Information systems (IS) are increasingly viewed as key enablers in organisations’ quest for distinctive work practices and uniqueness. To increase the likelihood of success in this, we expect that organisation leaders increasingly will want to develop and use such systems in conjunction with the strategic logic that they intend to pursue: how users of IS (employees, customers, and business partners) should process and utilise information.
Definitions of IS usability already imply this in talking not only of user satisfaction but also efficiency and effectiveness. However, “effectiveness… in a specified context of use” (ISO, 1998) must be judged with reference to the intended logic for such a context.
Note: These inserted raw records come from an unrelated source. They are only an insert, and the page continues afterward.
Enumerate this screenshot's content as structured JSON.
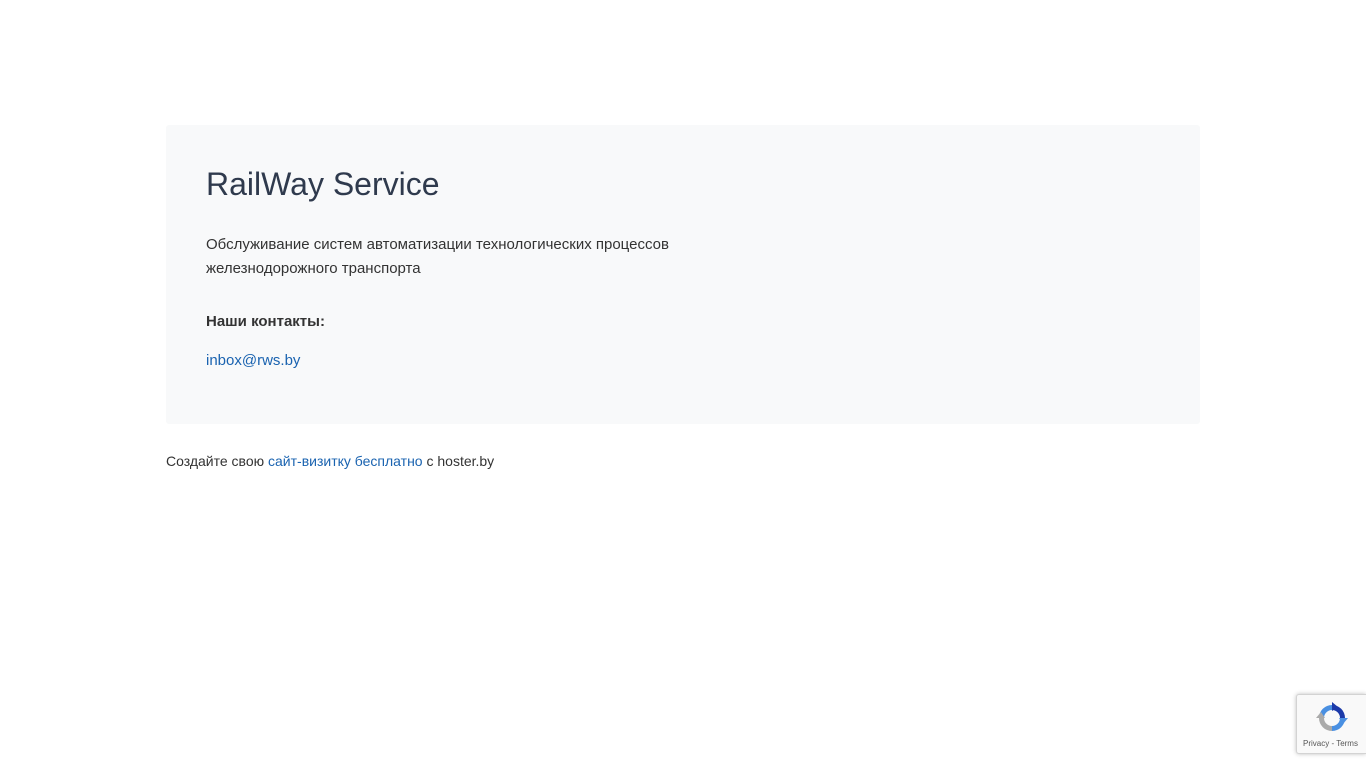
{
  "card": {
    "title": "RailWay Service",
    "description": "Обслуживание систем автоматизации технологических процессов железнодорожного транспорта",
    "contacts_heading": "Наши контакты:",
    "email": "inbox@rws.by"
  },
  "footer": {
    "prefix": "Создайте свою ",
    "link_label": "сайт-визитку бесплатно",
    "suffix": " с hoster.by"
  },
  "recaptcha": {
    "icon": "recaptcha-icon",
    "terms": "Privacy - Terms"
  },
  "colors": {
    "link": "#1a63b0",
    "card_bg": "#f8f9fa",
    "title": "#2f3a4d"
  }
}
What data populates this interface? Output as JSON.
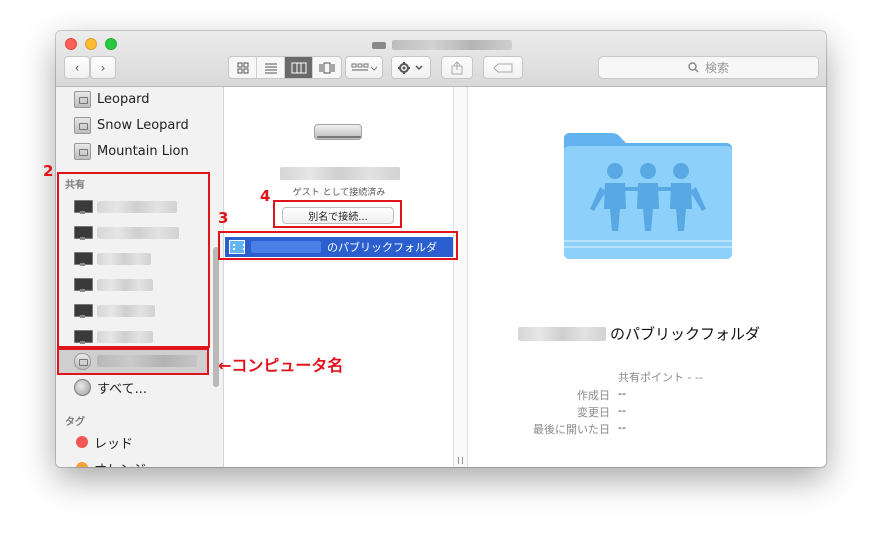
{
  "window": {
    "title_blur": ""
  },
  "toolbar": {
    "back_glyph": "‹",
    "forward_glyph": "›",
    "view_modes": [
      "icon-view-icon",
      "list-view-icon",
      "column-view-icon",
      "coverflow-view-icon"
    ],
    "search_placeholder": "検索"
  },
  "sidebar": {
    "devices": [
      "Leopard",
      "Snow Leopard",
      "Mountain Lion"
    ],
    "shared_header": "共有",
    "all_label": "すべて...",
    "tags_header": "タグ",
    "tags": [
      {
        "label": "レッド",
        "color": "#f25656"
      },
      {
        "label": "オレンジ",
        "color": "#f6a23b"
      }
    ]
  },
  "column": {
    "guest_text": "ゲスト として接続済み",
    "alias_button": "別名で接続...",
    "public_folder_suffix": "のパブリックフォルダ"
  },
  "preview": {
    "folder_name_suffix": "のパブリックフォルダ",
    "shared_point": "共有ポイント - --",
    "created_label": "作成日",
    "created_value": "--",
    "modified_label": "変更日",
    "modified_value": "--",
    "last_opened_label": "最後に開いた日",
    "last_opened_value": "--"
  },
  "annotations": {
    "label_2": "2",
    "label_3": "3",
    "label_4": "4",
    "computer_name": "←コンピュータ名"
  },
  "colors": {
    "annotation_red": "#e0141c",
    "selection_blue": "#2b5fd0",
    "folder_blue": "#7ec3f3"
  }
}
This makes it imperative to link strategy and estimates of usability in changing IS, and to include in such systems relevant parts of the work practices supported by the technology in question.
We relate this need to the four dimensions suggested by Iveroth (2011) in handling IT change, which we interpret as insight and action inertia due to established systems and routines (cf. Hedberg 1976). Eliciting employee views and involving stakeholders by visualising the logic behind possible changes in IS and how they are used should reduce the risk of incoherent, misinformed and ultimately unsuccessful projects.
The article reports on experiences from testing a new approach where two proven tools were combined to achieve this: user questionnaires and strategy maps. Two Swedish organisations, a transport company and a regional administration, considered developing their intranets. To support their discussions about benefits from this, these methods were used interactively to increase understanding of potential effects of the intranets on organisational objectives. The methods were accepted and appreciated and enabled a time-effective discussion on how to develop the IS, i.e. the intranets. Both organisations concluded that their paths towards more effective use of intranets mainly depends on changing behaviours and competencies. This suggests that a crucial next step for them is to address the inertias that have to be managed in IT-enabled change.